Professor Haught endorses the third response, the anticipatory view of time. He looks to the future where God is waiting for us as well as within in us. Time, in his view, is dramatic, an unfolding of a great story. How will the story end? Well, that's where patience and hope come in. The story is just beginning, but we can face the future with hope because God waits with us, as the Nicene Creed affirms, in the life of the world to come. It is a wonderful book for our times of uncertainty. Racism, Climate Change, church decline with the rise of violence and extreme hate and antisemitism all challenge society and world sustainable peace. Against this background, it is a book of hope, based not on a rejection of science, but is fully consistent with the findings of science.

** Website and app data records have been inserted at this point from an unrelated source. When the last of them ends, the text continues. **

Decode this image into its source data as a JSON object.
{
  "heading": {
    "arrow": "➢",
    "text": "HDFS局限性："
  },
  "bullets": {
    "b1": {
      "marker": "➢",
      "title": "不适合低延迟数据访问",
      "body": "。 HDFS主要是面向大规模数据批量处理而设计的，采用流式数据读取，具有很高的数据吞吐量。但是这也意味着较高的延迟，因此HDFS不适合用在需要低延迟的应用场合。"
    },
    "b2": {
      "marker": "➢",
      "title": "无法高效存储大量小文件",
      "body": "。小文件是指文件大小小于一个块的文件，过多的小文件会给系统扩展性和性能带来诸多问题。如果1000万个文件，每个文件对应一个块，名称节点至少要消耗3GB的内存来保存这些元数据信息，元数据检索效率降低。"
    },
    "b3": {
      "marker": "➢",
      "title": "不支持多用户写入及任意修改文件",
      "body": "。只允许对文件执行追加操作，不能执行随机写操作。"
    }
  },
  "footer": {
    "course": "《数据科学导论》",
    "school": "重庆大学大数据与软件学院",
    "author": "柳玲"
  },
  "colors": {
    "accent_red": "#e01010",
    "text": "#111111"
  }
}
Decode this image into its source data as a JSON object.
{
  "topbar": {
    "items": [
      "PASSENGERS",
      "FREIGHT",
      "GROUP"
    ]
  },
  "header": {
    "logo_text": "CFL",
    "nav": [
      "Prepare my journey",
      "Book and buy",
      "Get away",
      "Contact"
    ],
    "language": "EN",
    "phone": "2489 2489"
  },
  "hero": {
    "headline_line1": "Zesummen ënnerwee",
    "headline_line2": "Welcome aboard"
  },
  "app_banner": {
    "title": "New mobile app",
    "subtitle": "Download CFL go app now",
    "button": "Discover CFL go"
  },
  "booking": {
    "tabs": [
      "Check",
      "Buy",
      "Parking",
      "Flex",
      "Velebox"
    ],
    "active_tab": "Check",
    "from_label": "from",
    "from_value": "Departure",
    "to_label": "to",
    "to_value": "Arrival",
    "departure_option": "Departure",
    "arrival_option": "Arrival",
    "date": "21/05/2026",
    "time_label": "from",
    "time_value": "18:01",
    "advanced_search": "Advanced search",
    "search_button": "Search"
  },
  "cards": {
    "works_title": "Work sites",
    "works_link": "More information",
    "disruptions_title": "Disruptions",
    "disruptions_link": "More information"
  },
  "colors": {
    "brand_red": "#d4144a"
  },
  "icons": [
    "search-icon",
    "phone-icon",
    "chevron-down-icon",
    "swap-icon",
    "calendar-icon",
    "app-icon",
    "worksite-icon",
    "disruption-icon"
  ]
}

In my view, Professor Haught did not write this book to bash scientists and to cheerlead for religion. On the contrary, he has the deepest respect for the findings of science because it has revealed a universe that is a remarkably unfolding drama. He notes the pessimism of scientific materialism is based on a backwards view of time--reality is the mindless lump of particles that exploded at the Big Bang, and consciousness is merely an accident. But the story so far contradicts that point of view. The universe has created beings who feel, think, love, hope, and strive to understand. The universe is a drama, and to understand it, one must look forward, not backwards such as the scripture notes of Lot’s wife who turned into stone.
This is one of the most hopeful, optimistic, and restorative books for these anxious times. It's inspiring! Dr. Haught is a pioneer in the endeavor to interpret religion considering what modern science has uncovered and demonstrated. In this respect, he has similarities to process philosophers such as A.N. Whitehead and Brian D. McLaren as well as theologians like Pierre Teilhard de Chardin, Thomas Berry, John Polkinghorne, and Ilia Delio. God After Einstein is part of an important, ongoing conversation between theology and science. It is a must read for those who understand and seek to worship God “in Spirit and in Truth” following Jesus’ advice to “dig and dig deep as we build our house (faith) on rock” ((Luke 6:48) as we explore and practice our faith with reality in the light of the revelations of modern science.